GIVEN INFORMATION Block Start

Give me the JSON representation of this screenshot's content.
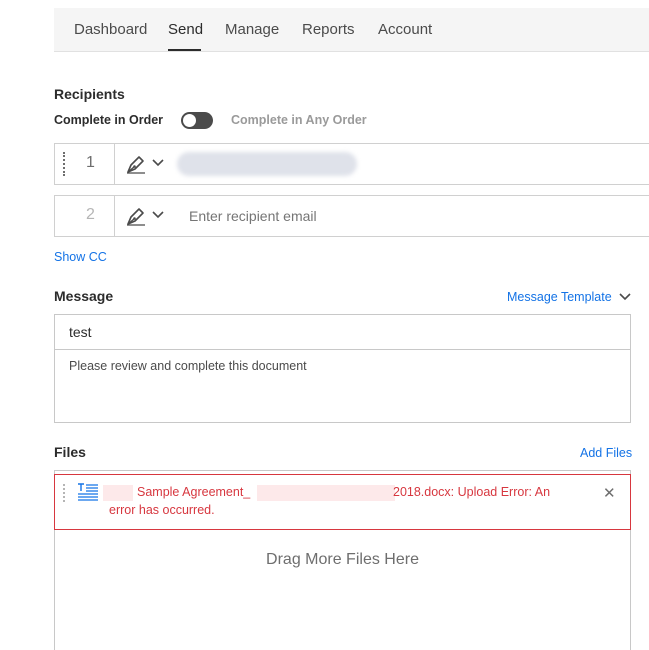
{
  "nav": {
    "tabs": [
      {
        "label": "Dashboard",
        "active": false
      },
      {
        "label": "Send",
        "active": true
      },
      {
        "label": "Manage",
        "active": false
      },
      {
        "label": "Reports",
        "active": false
      },
      {
        "label": "Account",
        "active": false
      }
    ]
  },
  "recipients": {
    "title": "Recipients",
    "order_label": "Complete in Order",
    "any_order_label": "Complete in Any Order",
    "toggle_on": false,
    "rows": [
      {
        "number": "1",
        "email": "",
        "redacted": true
      },
      {
        "number": "2",
        "email": "",
        "placeholder": "Enter recipient email"
      }
    ],
    "show_cc": "Show CC"
  },
  "message": {
    "title": "Message",
    "template_link": "Message Template",
    "subject": "test",
    "body": "Please review and complete this document"
  },
  "files": {
    "title": "Files",
    "add_link": "Add Files",
    "error_line1_a": "Sample Agreement_",
    "error_line1_b": "2018.docx: Upload Error: An",
    "error_line2": "error has occurred.",
    "drop_text": "Drag More Files Here"
  },
  "colors": {
    "accent": "#1473e6",
    "error": "#d7373f",
    "nav_bg": "#f5f5f5"
  }
}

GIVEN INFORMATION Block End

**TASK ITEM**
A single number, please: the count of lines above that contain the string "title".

**FINAL ANSWER**
3